* **Instructions to follow**
Looking through the data below, work out how many lines have the word "content". Reply with that number only.

* **Data records**
________________________
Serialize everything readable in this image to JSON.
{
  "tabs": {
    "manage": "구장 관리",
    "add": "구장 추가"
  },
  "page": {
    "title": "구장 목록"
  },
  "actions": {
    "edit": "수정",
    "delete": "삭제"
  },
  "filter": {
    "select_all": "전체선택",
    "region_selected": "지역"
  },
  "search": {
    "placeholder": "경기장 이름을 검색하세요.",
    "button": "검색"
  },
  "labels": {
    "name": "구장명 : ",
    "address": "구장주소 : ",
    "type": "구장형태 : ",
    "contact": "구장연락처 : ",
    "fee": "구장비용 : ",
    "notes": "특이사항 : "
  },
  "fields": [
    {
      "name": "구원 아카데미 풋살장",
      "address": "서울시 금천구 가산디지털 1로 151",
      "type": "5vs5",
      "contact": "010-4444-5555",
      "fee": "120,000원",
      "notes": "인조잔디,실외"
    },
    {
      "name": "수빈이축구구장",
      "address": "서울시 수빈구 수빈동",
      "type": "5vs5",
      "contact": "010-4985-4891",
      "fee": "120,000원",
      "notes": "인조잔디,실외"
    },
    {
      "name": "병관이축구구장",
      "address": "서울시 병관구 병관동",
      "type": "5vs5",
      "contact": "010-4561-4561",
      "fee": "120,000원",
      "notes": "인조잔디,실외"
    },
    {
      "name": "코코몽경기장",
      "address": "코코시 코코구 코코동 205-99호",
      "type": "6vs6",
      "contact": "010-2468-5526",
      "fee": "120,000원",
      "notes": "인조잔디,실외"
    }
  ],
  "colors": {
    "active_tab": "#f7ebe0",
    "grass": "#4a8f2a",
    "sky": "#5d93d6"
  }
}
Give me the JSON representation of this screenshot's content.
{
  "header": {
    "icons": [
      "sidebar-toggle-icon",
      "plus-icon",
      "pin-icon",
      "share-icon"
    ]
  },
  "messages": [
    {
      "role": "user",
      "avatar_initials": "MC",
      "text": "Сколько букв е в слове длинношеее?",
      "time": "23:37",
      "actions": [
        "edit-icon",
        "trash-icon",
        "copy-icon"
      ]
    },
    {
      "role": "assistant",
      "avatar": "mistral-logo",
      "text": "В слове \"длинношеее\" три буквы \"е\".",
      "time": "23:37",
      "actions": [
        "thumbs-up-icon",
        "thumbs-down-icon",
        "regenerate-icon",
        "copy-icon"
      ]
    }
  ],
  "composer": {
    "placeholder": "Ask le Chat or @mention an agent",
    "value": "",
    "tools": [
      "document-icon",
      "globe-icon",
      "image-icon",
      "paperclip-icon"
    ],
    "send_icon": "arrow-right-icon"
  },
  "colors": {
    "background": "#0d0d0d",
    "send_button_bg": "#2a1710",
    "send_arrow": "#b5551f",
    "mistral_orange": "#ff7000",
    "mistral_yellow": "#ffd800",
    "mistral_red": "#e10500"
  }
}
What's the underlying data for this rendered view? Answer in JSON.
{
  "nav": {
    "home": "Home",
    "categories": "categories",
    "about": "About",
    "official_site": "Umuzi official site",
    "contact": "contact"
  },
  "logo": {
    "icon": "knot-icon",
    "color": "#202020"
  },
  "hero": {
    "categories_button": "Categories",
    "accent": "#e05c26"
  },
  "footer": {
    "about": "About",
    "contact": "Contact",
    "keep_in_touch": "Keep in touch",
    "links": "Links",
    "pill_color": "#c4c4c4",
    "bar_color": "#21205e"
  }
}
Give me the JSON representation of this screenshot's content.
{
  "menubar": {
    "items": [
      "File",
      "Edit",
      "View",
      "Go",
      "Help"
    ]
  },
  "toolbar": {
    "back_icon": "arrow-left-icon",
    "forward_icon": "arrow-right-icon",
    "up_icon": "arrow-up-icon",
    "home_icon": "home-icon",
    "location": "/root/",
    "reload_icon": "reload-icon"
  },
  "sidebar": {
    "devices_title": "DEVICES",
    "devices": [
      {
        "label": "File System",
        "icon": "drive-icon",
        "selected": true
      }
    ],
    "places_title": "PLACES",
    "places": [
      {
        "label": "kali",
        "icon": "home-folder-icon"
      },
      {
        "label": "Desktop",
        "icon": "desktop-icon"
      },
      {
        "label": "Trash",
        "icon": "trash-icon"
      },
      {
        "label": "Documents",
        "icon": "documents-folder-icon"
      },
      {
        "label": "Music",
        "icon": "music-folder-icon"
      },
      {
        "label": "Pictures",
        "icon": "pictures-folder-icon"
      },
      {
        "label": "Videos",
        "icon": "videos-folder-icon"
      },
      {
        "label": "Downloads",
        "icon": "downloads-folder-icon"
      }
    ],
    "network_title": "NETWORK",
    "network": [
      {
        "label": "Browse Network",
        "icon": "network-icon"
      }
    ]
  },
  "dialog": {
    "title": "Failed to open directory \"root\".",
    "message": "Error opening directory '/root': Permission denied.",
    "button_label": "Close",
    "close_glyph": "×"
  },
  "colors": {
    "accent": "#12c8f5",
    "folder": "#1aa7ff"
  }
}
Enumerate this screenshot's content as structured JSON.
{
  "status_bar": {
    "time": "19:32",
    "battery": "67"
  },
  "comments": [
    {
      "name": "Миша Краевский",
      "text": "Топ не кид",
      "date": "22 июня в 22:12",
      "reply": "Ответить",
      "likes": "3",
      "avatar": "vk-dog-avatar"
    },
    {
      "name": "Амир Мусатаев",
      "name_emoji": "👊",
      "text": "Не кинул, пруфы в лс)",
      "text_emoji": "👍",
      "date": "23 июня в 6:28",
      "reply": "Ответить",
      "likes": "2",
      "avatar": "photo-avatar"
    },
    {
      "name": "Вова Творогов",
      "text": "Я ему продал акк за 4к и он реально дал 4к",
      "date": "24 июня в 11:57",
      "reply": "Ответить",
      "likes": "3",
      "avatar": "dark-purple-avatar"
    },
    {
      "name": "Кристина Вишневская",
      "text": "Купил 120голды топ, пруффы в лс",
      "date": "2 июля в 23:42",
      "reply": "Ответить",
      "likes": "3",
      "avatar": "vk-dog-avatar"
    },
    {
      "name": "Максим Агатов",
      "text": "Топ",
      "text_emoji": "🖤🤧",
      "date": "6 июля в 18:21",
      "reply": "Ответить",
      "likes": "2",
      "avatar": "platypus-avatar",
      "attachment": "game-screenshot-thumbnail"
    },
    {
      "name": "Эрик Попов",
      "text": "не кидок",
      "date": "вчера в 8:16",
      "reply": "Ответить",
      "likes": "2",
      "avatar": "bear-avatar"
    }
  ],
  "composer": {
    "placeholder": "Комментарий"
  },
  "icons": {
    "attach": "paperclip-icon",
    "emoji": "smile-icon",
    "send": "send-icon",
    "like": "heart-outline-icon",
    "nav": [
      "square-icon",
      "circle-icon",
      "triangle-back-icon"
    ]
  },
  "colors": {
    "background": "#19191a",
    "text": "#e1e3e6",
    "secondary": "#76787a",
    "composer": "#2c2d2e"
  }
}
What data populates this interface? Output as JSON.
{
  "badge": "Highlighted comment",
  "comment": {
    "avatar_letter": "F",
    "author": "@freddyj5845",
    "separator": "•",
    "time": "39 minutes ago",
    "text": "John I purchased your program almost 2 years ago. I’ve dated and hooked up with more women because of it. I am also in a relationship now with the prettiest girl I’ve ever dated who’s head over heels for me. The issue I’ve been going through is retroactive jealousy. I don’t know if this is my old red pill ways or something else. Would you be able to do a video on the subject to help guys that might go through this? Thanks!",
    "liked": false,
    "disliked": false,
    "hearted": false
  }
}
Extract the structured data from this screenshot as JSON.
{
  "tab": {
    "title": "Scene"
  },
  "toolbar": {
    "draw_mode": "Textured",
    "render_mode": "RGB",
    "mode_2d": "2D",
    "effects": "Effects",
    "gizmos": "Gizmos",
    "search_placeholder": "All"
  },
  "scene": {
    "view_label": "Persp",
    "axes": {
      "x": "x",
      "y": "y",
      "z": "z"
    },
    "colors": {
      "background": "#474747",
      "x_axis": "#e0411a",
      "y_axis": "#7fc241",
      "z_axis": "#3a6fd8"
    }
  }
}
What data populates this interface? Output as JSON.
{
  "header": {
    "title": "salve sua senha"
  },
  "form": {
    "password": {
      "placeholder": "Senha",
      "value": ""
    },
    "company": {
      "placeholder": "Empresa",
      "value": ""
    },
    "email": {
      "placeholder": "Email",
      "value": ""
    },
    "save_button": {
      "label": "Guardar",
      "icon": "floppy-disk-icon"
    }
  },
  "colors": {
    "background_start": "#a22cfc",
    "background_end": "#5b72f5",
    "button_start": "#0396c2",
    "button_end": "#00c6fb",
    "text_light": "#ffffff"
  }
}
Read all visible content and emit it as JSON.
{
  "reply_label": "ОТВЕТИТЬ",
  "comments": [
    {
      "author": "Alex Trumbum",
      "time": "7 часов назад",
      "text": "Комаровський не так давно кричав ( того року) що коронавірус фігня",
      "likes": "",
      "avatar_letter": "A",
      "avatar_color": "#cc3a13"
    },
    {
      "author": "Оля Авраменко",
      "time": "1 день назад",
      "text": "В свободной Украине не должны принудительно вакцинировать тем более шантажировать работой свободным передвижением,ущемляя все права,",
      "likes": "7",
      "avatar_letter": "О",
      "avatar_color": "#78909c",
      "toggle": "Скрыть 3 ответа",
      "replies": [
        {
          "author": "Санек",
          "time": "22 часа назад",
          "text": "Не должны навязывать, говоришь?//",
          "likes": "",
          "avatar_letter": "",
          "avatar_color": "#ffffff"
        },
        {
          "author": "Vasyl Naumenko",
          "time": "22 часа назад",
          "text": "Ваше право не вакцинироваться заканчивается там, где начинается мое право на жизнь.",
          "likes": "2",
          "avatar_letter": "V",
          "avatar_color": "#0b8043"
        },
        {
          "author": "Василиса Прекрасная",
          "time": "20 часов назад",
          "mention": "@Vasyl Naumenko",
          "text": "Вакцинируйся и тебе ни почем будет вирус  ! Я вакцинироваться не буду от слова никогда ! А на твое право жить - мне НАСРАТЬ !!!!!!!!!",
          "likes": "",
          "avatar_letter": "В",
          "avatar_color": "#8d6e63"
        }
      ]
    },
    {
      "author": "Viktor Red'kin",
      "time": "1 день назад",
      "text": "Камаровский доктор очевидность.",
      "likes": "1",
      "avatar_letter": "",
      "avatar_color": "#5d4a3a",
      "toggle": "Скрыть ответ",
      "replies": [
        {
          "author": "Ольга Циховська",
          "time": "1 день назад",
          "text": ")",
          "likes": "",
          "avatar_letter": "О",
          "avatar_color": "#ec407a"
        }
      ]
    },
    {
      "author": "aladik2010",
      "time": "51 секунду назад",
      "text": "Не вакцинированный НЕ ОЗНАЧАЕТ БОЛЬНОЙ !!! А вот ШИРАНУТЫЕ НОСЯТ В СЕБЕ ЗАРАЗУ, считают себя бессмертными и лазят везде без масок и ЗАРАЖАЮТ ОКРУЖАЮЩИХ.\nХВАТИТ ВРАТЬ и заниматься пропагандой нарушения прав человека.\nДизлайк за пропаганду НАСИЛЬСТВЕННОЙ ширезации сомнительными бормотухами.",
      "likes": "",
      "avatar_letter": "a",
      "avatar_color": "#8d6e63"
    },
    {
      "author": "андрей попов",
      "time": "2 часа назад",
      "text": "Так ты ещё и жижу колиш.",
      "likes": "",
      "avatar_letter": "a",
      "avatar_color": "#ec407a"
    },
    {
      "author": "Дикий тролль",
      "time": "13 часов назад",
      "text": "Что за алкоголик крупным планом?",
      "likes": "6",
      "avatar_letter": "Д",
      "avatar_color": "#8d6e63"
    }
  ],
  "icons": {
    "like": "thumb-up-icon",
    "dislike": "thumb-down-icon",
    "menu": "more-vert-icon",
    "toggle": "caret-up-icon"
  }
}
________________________
* **Solution to this exercise**
4